• _What the exercise asks_
Your answer should be every line of the records that contains the word "true", copied as it stands.

• _Entries shown_
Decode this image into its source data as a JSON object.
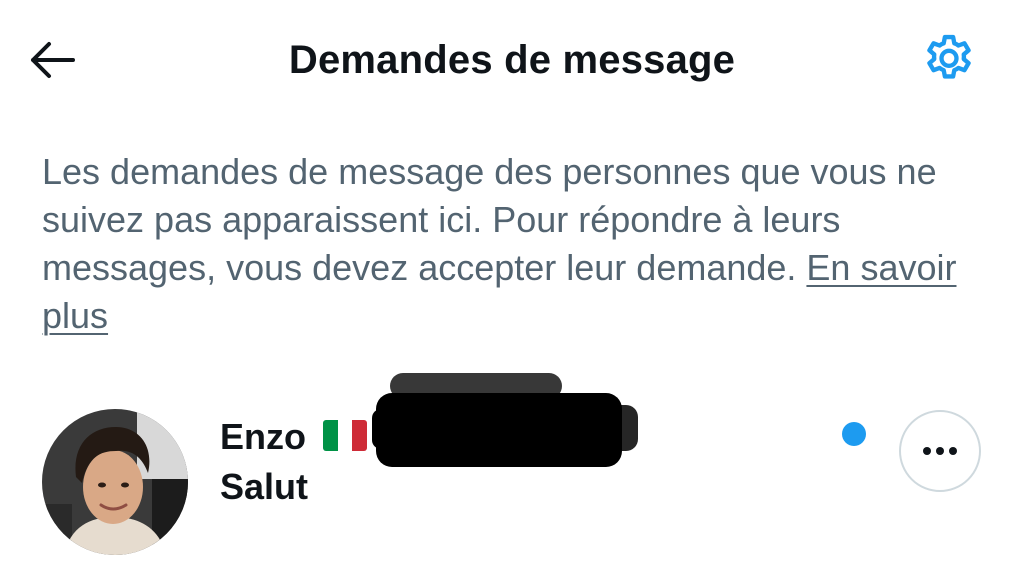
{
  "header": {
    "title": "Demandes de message",
    "back_icon": "arrow-left-icon",
    "settings_icon": "gear-icon"
  },
  "info": {
    "text": "Les demandes de message des personnes que vous ne suivez pas apparaissent ici. Pour répondre à leurs messages, vous devez accepter leur demande. ",
    "link_label": "En savoir plus"
  },
  "requests": [
    {
      "name": "Enzo",
      "flag": "italy-flag-icon",
      "preview": "Salut",
      "unread": true,
      "more_icon": "more-horizontal-icon"
    }
  ],
  "colors": {
    "accent": "#1d9bf0",
    "text_primary": "#0f1419",
    "text_secondary": "#536471",
    "border": "#cfd9de"
  }
}
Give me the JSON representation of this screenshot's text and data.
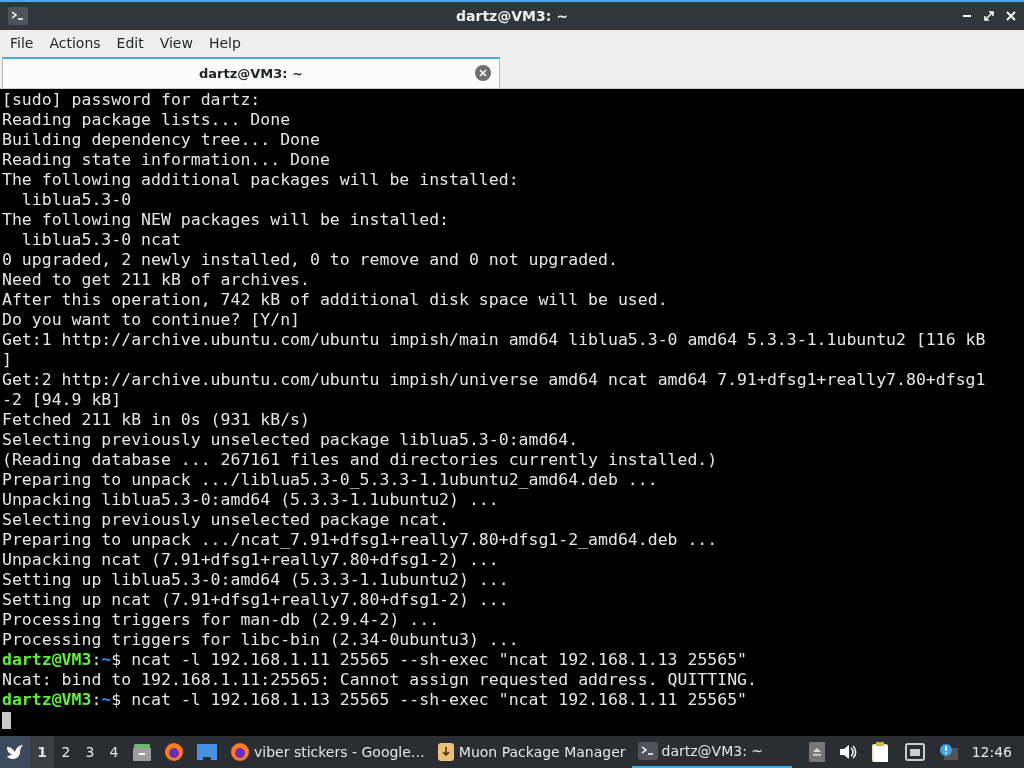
{
  "window": {
    "title": "dartz@VM3: ~"
  },
  "menu": [
    "File",
    "Actions",
    "Edit",
    "View",
    "Help"
  ],
  "tabs": [
    {
      "label": "dartz@VM3: ~",
      "selected": true
    }
  ],
  "terminal": {
    "lines": [
      {
        "kind": "output",
        "text": "[sudo] password for dartz:"
      },
      {
        "kind": "output",
        "text": "Reading package lists... Done"
      },
      {
        "kind": "output",
        "text": "Building dependency tree... Done"
      },
      {
        "kind": "output",
        "text": "Reading state information... Done"
      },
      {
        "kind": "output",
        "text": "The following additional packages will be installed:"
      },
      {
        "kind": "output",
        "text": "  liblua5.3-0"
      },
      {
        "kind": "output",
        "text": "The following NEW packages will be installed:"
      },
      {
        "kind": "output",
        "text": "  liblua5.3-0 ncat"
      },
      {
        "kind": "output",
        "text": "0 upgraded, 2 newly installed, 0 to remove and 0 not upgraded."
      },
      {
        "kind": "output",
        "text": "Need to get 211 kB of archives."
      },
      {
        "kind": "output",
        "text": "After this operation, 742 kB of additional disk space will be used."
      },
      {
        "kind": "output",
        "text": "Do you want to continue? [Y/n]"
      },
      {
        "kind": "output",
        "text": "Get:1 http://archive.ubuntu.com/ubuntu impish/main amd64 liblua5.3-0 amd64 5.3.3-1.1ubuntu2 [116 kB"
      },
      {
        "kind": "output",
        "text": "]"
      },
      {
        "kind": "output",
        "text": "Get:2 http://archive.ubuntu.com/ubuntu impish/universe amd64 ncat amd64 7.91+dfsg1+really7.80+dfsg1"
      },
      {
        "kind": "output",
        "text": "-2 [94.9 kB]"
      },
      {
        "kind": "output",
        "text": "Fetched 211 kB in 0s (931 kB/s)"
      },
      {
        "kind": "output",
        "text": "Selecting previously unselected package liblua5.3-0:amd64."
      },
      {
        "kind": "output",
        "text": "(Reading database ... 267161 files and directories currently installed.)"
      },
      {
        "kind": "output",
        "text": "Preparing to unpack .../liblua5.3-0_5.3.3-1.1ubuntu2_amd64.deb ..."
      },
      {
        "kind": "output",
        "text": "Unpacking liblua5.3-0:amd64 (5.3.3-1.1ubuntu2) ..."
      },
      {
        "kind": "output",
        "text": "Selecting previously unselected package ncat."
      },
      {
        "kind": "output",
        "text": "Preparing to unpack .../ncat_7.91+dfsg1+really7.80+dfsg1-2_amd64.deb ..."
      },
      {
        "kind": "output",
        "text": "Unpacking ncat (7.91+dfsg1+really7.80+dfsg1-2) ..."
      },
      {
        "kind": "output",
        "text": "Setting up liblua5.3-0:amd64 (5.3.3-1.1ubuntu2) ..."
      },
      {
        "kind": "output",
        "text": "Setting up ncat (7.91+dfsg1+really7.80+dfsg1-2) ..."
      },
      {
        "kind": "output",
        "text": "Processing triggers for man-db (2.9.4-2) ..."
      },
      {
        "kind": "output",
        "text": "Processing triggers for libc-bin (2.34-0ubuntu3) ..."
      },
      {
        "kind": "prompt",
        "user_host": "dartz@VM3",
        "separator": ":",
        "path": "~",
        "symbol": "$",
        "command": " ncat -l 192.168.1.11 25565 --sh-exec \"ncat 192.168.1.13 25565\""
      },
      {
        "kind": "output",
        "text": "Ncat: bind to 192.168.1.11:25565: Cannot assign requested address. QUITTING."
      },
      {
        "kind": "prompt",
        "user_host": "dartz@VM3",
        "separator": ":",
        "path": "~",
        "symbol": "$",
        "command": " ncat -l 192.168.1.13 25565 --sh-exec \"ncat 192.168.1.11 25565\""
      },
      {
        "kind": "cursor"
      }
    ]
  },
  "taskbar": {
    "workspaces": [
      {
        "label": "1",
        "selected": true
      },
      {
        "label": "2",
        "selected": false
      },
      {
        "label": "3",
        "selected": false
      },
      {
        "label": "4",
        "selected": false
      }
    ],
    "tasks": [
      {
        "kind": "browser",
        "label": "viber stickers - Google…",
        "selected": false
      },
      {
        "kind": "package",
        "label": "Muon Package Manager",
        "selected": false
      },
      {
        "kind": "terminal",
        "label": "dartz@VM3: ~",
        "selected": true
      }
    ],
    "clock": "12:46"
  }
}
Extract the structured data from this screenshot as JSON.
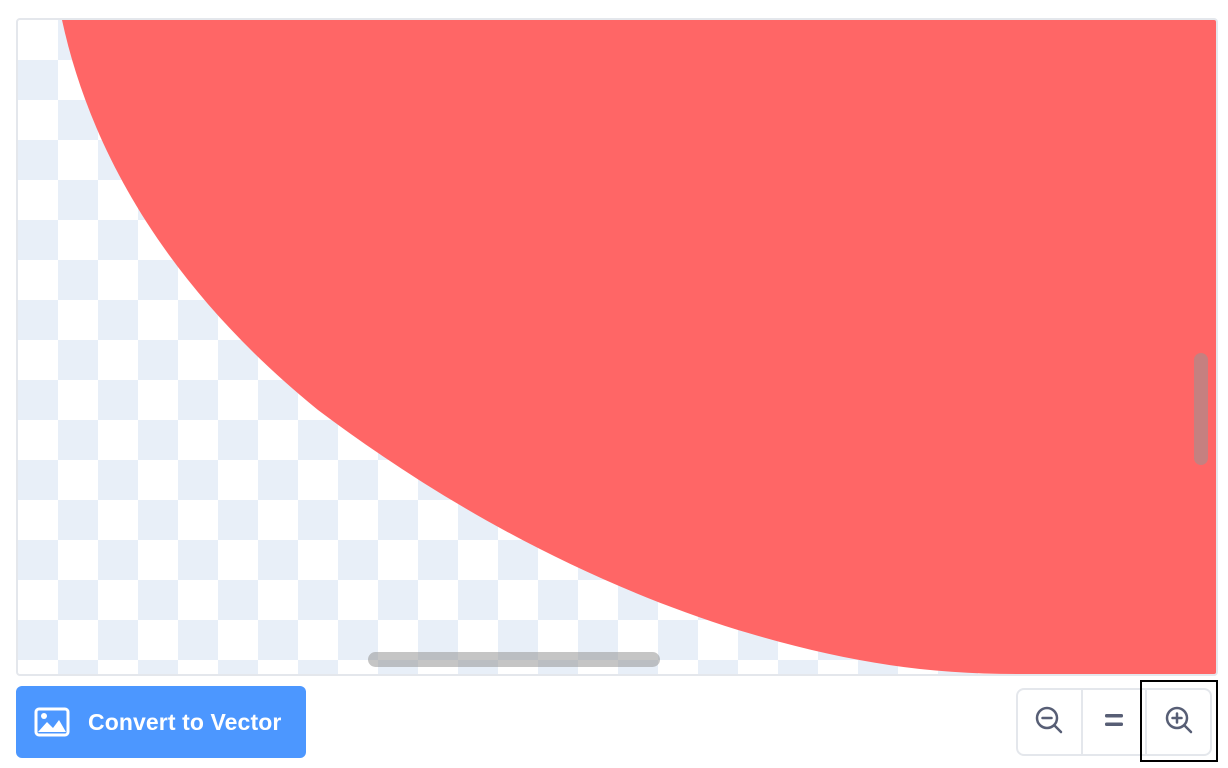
{
  "canvas": {
    "background": "transparency-checkerboard",
    "shape_fill": "#ff6666",
    "checker_color": "#e8eff8"
  },
  "convert_button": {
    "label": "Convert to Vector",
    "icon": "image-icon",
    "color": "#4c97ff"
  },
  "zoom_controls": {
    "zoom_out_icon": "zoom-out-icon",
    "reset_icon": "equals-icon",
    "zoom_in_icon": "zoom-in-icon",
    "focused": "zoom-in"
  }
}
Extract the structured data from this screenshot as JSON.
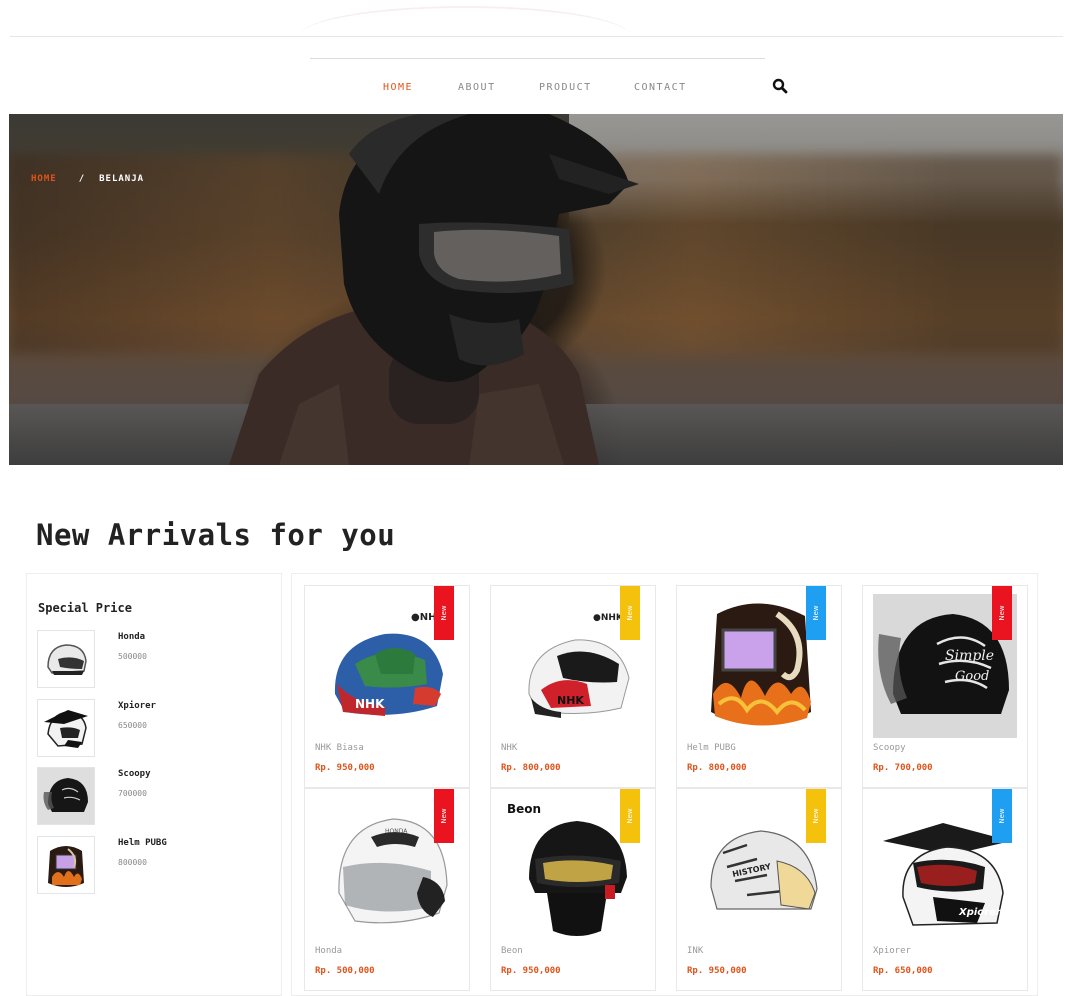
{
  "nav": {
    "items": [
      {
        "label": "HOME",
        "active": true
      },
      {
        "label": "ABOUT",
        "active": false
      },
      {
        "label": "PRODUCT",
        "active": false
      },
      {
        "label": "CONTACT",
        "active": false
      }
    ],
    "search_icon": "search-icon"
  },
  "breadcrumb": {
    "home": "HOME",
    "separator": "/",
    "current": "BELANJA"
  },
  "section": {
    "title": "New Arrivals for you"
  },
  "special_price": {
    "title": "Special Price",
    "items": [
      {
        "name": "Honda",
        "price": "500000"
      },
      {
        "name": "Xpiorer",
        "price": "650000"
      },
      {
        "name": "Scoopy",
        "price": "700000"
      },
      {
        "name": "Helm PUBG",
        "price": "800000"
      }
    ]
  },
  "products": [
    {
      "name": "NHK Biasa",
      "price": "Rp. 950,000",
      "badge": "New",
      "badge_color": "#ea1421"
    },
    {
      "name": "NHK",
      "price": "Rp. 800,000",
      "badge": "New",
      "badge_color": "#f4c20d"
    },
    {
      "name": "Helm PUBG",
      "price": "Rp. 800,000",
      "badge": "New",
      "badge_color": "#1e9ff2"
    },
    {
      "name": "Scoopy",
      "price": "Rp. 700,000",
      "badge": "New",
      "badge_color": "#ea1421"
    },
    {
      "name": "Honda",
      "price": "Rp. 500,000",
      "badge": "New",
      "badge_color": "#ea1421"
    },
    {
      "name": "Beon",
      "price": "Rp. 950,000",
      "badge": "New",
      "badge_color": "#f4c20d"
    },
    {
      "name": "INK",
      "price": "Rp. 950,000",
      "badge": "New",
      "badge_color": "#f4c20d"
    },
    {
      "name": "Xpiorer",
      "price": "Rp. 650,000",
      "badge": "New",
      "badge_color": "#1e9ff2"
    }
  ],
  "colors": {
    "accent": "#e0541b",
    "badge_red": "#ea1421",
    "badge_yellow": "#f4c20d",
    "badge_blue": "#1e9ff2"
  }
}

• _Exercise solution_
      "unread": true,
      "selected": true
        "selected": true
        "selected": true
        "active": true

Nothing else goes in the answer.